Putting the Pieces Together
Integral to this contextual process are the interviews, where contributors learn firsthand about the issues from direct sources. This is the most interesting part of writing for the Tribune. It is also the most important, as it offers the opportunity to explore subjects that they would not have the chance to know about otherwise. The questions asked determine how the interviewee responds, which in turn dictates how the story is written. Notepad in hand, writers jot down the quotes they find the most interesting or powerful and record the conversation to later on tease out all of the different elements in the story. Often, it turns out that the story is not what’s immediately evident, but is rather what’s not being said.

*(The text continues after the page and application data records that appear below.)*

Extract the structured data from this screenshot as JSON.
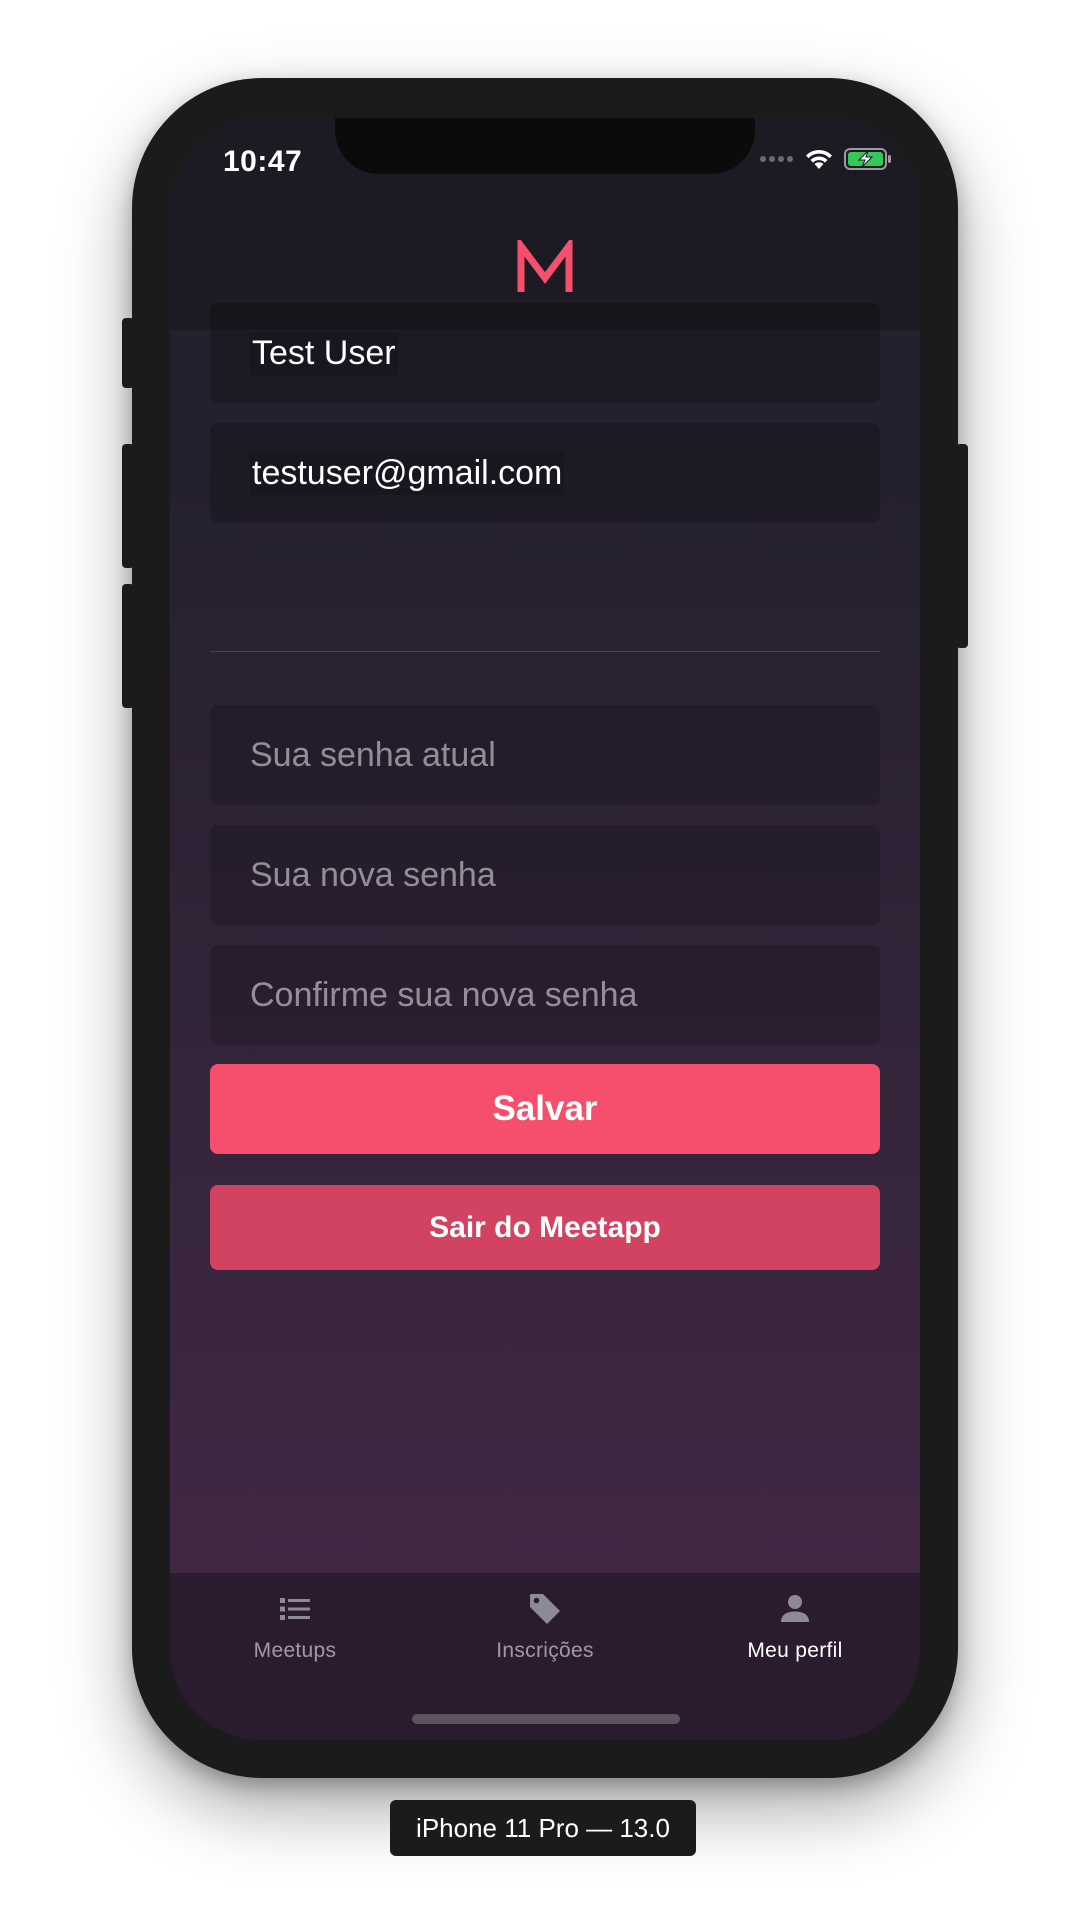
{
  "status_bar": {
    "time": "10:47",
    "icons": [
      "signal-dots-icon",
      "wifi-icon",
      "battery-charging-icon"
    ]
  },
  "header": {
    "logo": "M",
    "logo_color": "#f64f6e"
  },
  "profile_form": {
    "name": {
      "value": "Test User"
    },
    "email": {
      "value": "testuser@gmail.com"
    },
    "current_password": {
      "value": "",
      "placeholder": "Sua senha atual"
    },
    "new_password": {
      "value": "",
      "placeholder": "Sua nova senha"
    },
    "confirm_password": {
      "value": "",
      "placeholder": "Confirme sua nova senha"
    }
  },
  "buttons": {
    "save_label": "Salvar",
    "logout_label": "Sair do Meetapp"
  },
  "tab_bar": {
    "items": [
      {
        "label": "Meetups",
        "icon": "list-icon",
        "active": false
      },
      {
        "label": "Inscrições",
        "icon": "tag-icon",
        "active": false
      },
      {
        "label": "Meu perfil",
        "icon": "person-icon",
        "active": true
      }
    ]
  },
  "colors": {
    "accent": "#f64f6e",
    "logout": "#d14360",
    "background_top": "#24202e",
    "background_bottom": "#432845"
  },
  "device_label": "iPhone 11 Pro — 13.0"
}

[pullquote]“People often say ‘you had to be there’. Our job is to make you feel like you were” —A&E Editors[/pullquote]
Once the interviews have been collected and the framework has been sketched, the contributor works diligently to juxtapose a broad collage of information in order to present a story, making difficult choices along the way. Information can be contradictory. Interviewees’ quotes may be vague and hard to decipher. The final verdict to an event can be difficult to determine. Sentences must be crafted with the utmost attention to the smallest detail. And length constraints are hard to reconcile with the amount of information that a particular issue merits. Among the unavoidable confusion that defines the writing process, the author’s underlying vision must shine through, shedding light on what needs to be said. After hours of hard work, some intensive writing, and quite a few cups of coffee, a story finally surfaces.
Over the weekend, the piece goes through the section and managing editors. Each editor evaluates it from the reader’s perspective: what information is missing? What demands further explanation? The section editors exchange versions of the story’s draft, leaving each other notes in the margins. Once satisfied, stories are sent to a section’s managing editors for further review, and by Sunday night, the story is sent into the Tribune’s design editors, who create a clear and visually appealing layout for the story.

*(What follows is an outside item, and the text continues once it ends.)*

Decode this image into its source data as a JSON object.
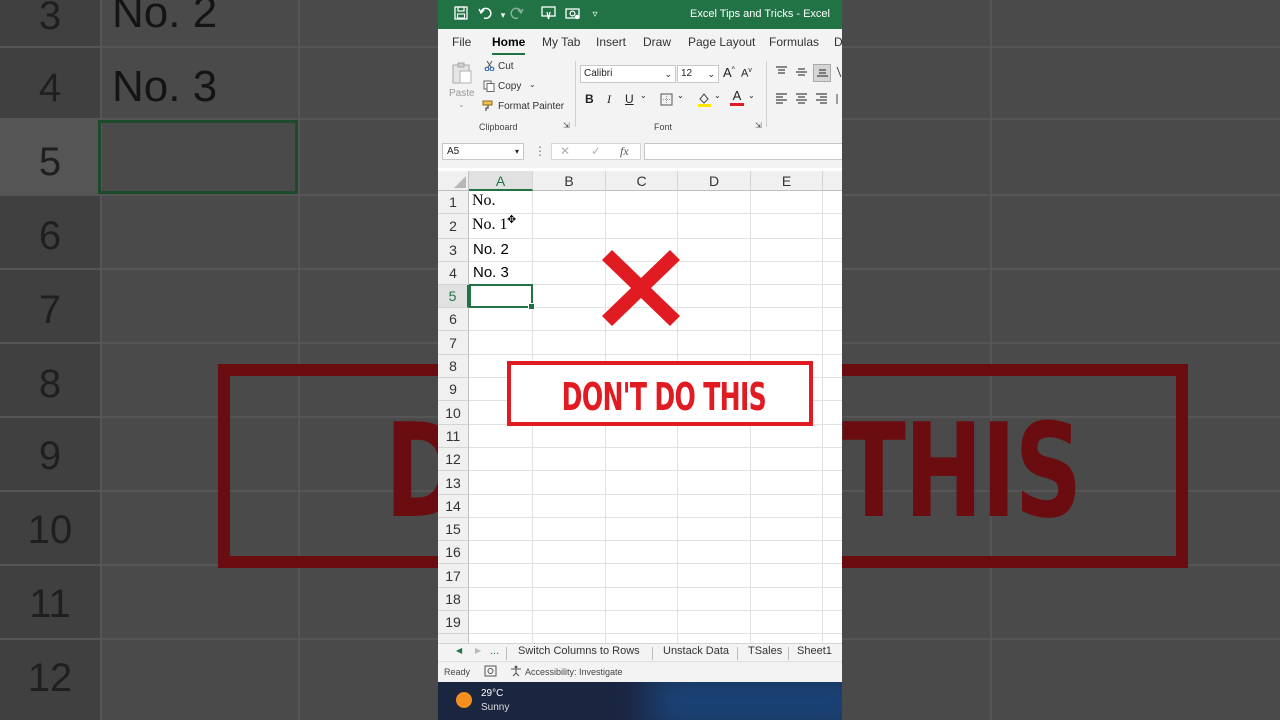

[pullquote]“Week in and week out, we portray the life of the McGill community as best we can throughout both, its eventful and uneventful weeks.” —Photo Editors[/pullquote]
Every Monday, from 9:00 a.m. to 1:00 a.m., we work to make that week’s issue our best issue yet. Monday morning, a story is printed and read a total of six times: four times by other section editors for clarity, grammar, and general feedback; once by the copy editor, for grammar, punctuation, and style; and once by the Editor-in-Chief for final approval.
Alongside this editing process, the design editors collaborate with our photo editors to create the layout of each section, skillfully arranging up to 24 pages of colour, text, headlines, images, photo-spreads, infographics, text boxes, and advertisements. Stories are then designed, laid out, exported to PDF format, and sent to the publishing company. There, each issue is printed, cut, and folded overnight. And the following morning, the outcome of a week’s worth of hard work is distributed on campus by the Tribune’s publisher.
After Monday’s intensive work, the Tribune wastes no time. By the time the week’s issue hits the stands on Tuesday, the planning of a new issue is already underway. The editorial board meets every Friday to digest the week’s work. If mistakes have slipped through the cracks of the editing process, they are generally dissected here. Each section says one thing they’re proud of, one thing they’d like to change, and then presents the next week’s story list, defending the story’s content, timeliness, and relevance to students. A significant part of the meeting revolves around the next editorial. Through hours of debate and consideration of every possible angle, a consensus is made on the content of this opinion piece. By this point, stories have already been assigned to contributors, and the wheels are set in motion. The process begins anew, and another 30,000 words are jotted down in preparation for the following Monday.
Photos by Simon Poitrimolt